TASK DESCRIPTION —
Print the material underneath in full, keeping every line exactly as it is.

THE DATA —
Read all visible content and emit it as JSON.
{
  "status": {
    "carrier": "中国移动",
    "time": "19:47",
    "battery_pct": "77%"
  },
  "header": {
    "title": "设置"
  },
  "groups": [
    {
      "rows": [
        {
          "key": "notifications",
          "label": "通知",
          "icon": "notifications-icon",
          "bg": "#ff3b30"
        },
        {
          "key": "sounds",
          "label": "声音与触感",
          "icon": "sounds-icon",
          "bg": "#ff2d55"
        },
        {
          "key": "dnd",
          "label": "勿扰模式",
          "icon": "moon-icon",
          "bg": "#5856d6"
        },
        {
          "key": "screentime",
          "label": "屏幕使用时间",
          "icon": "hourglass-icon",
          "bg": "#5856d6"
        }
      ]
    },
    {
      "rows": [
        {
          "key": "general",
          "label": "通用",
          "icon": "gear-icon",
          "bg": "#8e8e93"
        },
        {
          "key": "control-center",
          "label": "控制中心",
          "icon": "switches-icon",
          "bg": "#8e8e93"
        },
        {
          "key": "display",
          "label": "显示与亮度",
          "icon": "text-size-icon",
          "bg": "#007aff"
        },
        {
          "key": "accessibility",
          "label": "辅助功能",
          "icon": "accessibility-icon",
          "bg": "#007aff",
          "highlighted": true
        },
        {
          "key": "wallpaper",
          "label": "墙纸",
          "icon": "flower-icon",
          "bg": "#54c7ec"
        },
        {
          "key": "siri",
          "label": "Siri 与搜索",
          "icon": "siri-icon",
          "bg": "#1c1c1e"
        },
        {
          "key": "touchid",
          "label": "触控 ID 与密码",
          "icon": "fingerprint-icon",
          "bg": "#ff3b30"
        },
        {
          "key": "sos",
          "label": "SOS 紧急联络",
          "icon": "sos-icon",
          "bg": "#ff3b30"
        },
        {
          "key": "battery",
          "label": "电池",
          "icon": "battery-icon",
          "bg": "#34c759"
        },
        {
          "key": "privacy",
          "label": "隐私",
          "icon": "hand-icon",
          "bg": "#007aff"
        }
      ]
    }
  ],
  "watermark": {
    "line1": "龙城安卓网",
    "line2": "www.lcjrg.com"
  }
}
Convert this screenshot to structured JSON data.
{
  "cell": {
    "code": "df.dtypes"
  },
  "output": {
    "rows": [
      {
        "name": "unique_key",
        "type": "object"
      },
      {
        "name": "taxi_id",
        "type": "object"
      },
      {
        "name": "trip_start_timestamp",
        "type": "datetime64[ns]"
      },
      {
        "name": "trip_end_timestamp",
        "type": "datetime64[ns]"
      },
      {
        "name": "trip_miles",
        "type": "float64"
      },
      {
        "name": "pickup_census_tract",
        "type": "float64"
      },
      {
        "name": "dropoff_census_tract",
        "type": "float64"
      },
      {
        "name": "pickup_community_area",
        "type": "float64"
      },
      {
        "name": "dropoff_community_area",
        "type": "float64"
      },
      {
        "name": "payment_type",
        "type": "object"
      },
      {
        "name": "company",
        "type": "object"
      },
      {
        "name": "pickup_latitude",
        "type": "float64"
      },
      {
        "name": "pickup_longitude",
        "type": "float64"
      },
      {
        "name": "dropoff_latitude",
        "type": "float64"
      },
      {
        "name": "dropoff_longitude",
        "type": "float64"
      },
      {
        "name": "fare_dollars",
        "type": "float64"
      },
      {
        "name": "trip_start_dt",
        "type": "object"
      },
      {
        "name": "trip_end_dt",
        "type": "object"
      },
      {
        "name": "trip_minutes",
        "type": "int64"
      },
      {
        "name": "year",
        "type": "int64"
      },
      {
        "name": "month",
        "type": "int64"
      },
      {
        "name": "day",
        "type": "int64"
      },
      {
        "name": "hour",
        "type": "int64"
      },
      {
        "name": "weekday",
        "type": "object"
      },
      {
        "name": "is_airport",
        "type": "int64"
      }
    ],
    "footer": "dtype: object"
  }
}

TASK OUTPUT —
Read all visible content and emit it as JSON.
{
  "status": {
    "carrier": "中国移动",
    "time": "19:47",
    "battery_pct": "77%"
  },
  "header": {
    "title": "设置"
  },
  "groups": [
    {
      "rows": [
        {
          "key": "notifications",
          "label": "通知",
          "icon": "notifications-icon",
          "bg": "#ff3b30"
        },
        {
          "key": "sounds",
          "label": "声音与触感",
          "icon": "sounds-icon",
          "bg": "#ff2d55"
        },
        {
          "key": "dnd",
          "label": "勿扰模式",
          "icon": "moon-icon",
          "bg": "#5856d6"
        },
        {
          "key": "screentime",
          "label": "屏幕使用时间",
          "icon": "hourglass-icon",
          "bg": "#5856d6"
        }
      ]
    },
    {
      "rows": [
        {
          "key": "general",
          "label": "通用",
          "icon": "gear-icon",
          "bg": "#8e8e93"
        },
        {
          "key": "control-center",
          "label": "控制中心",
          "icon": "switches-icon",
          "bg": "#8e8e93"
        },
        {
          "key": "display",
          "label": "显示与亮度",
          "icon": "text-size-icon",
          "bg": "#007aff"
        },
        {
          "key": "accessibility",
          "label": "辅助功能",
          "icon": "accessibility-icon",
          "bg": "#007aff",
          "highlighted": true
        },
        {
          "key": "wallpaper",
          "label": "墙纸",
          "icon": "flower-icon",
          "bg": "#54c7ec"
        },
        {
          "key": "siri",
          "label": "Siri 与搜索",
          "icon": "siri-icon",
          "bg": "#1c1c1e"
        },
        {
          "key": "touchid",
          "label": "触控 ID 与密码",
          "icon": "fingerprint-icon",
          "bg": "#ff3b30"
        },
        {
          "key": "sos",
          "label": "SOS 紧急联络",
          "icon": "sos-icon",
          "bg": "#ff3b30"
        },
        {
          "key": "battery",
          "label": "电池",
          "icon": "battery-icon",
          "bg": "#34c759"
        },
        {
          "key": "privacy",
          "label": "隐私",
          "icon": "hand-icon",
          "bg": "#007aff"
        }
      ]
    }
  ],
  "watermark": {
    "line1": "龙城安卓网",
    "line2": "www.lcjrg.com"
  }
}
Convert this screenshot to structured JSON data.
{
  "cell": {
    "code": "df.dtypes"
  },
  "output": {
    "rows": [
      {
        "name": "unique_key",
        "type": "object"
      },
      {
        "name": "taxi_id",
        "type": "object"
      },
      {
        "name": "trip_start_timestamp",
        "type": "datetime64[ns]"
      },
      {
        "name": "trip_end_timestamp",
        "type": "datetime64[ns]"
      },
      {
        "name": "trip_miles",
        "type": "float64"
      },
      {
        "name": "pickup_census_tract",
        "type": "float64"
      },
      {
        "name": "dropoff_census_tract",
        "type": "float64"
      },
      {
        "name": "pickup_community_area",
        "type": "float64"
      },
      {
        "name": "dropoff_community_area",
        "type": "float64"
      },
      {
        "name": "payment_type",
        "type": "object"
      },
      {
        "name": "company",
        "type": "object"
      },
      {
        "name": "pickup_latitude",
        "type": "float64"
      },
      {
        "name": "pickup_longitude",
        "type": "float64"
      },
      {
        "name": "dropoff_latitude",
        "type": "float64"
      },
      {
        "name": "dropoff_longitude",
        "type": "float64"
      },
      {
        "name": "fare_dollars",
        "type": "float64"
      },
      {
        "name": "trip_start_dt",
        "type": "object"
      },
      {
        "name": "trip_end_dt",
        "type": "object"
      },
      {
        "name": "trip_minutes",
        "type": "int64"
      },
      {
        "name": "year",
        "type": "int64"
      },
      {
        "name": "month",
        "type": "int64"
      },
      {
        "name": "day",
        "type": "int64"
      },
      {
        "name": "hour",
        "type": "int64"
      },
      {
        "name": "weekday",
        "type": "object"
      },
      {
        "name": "is_airport",
        "type": "int64"
      }
    ],
    "footer": "dtype: object"
  }
}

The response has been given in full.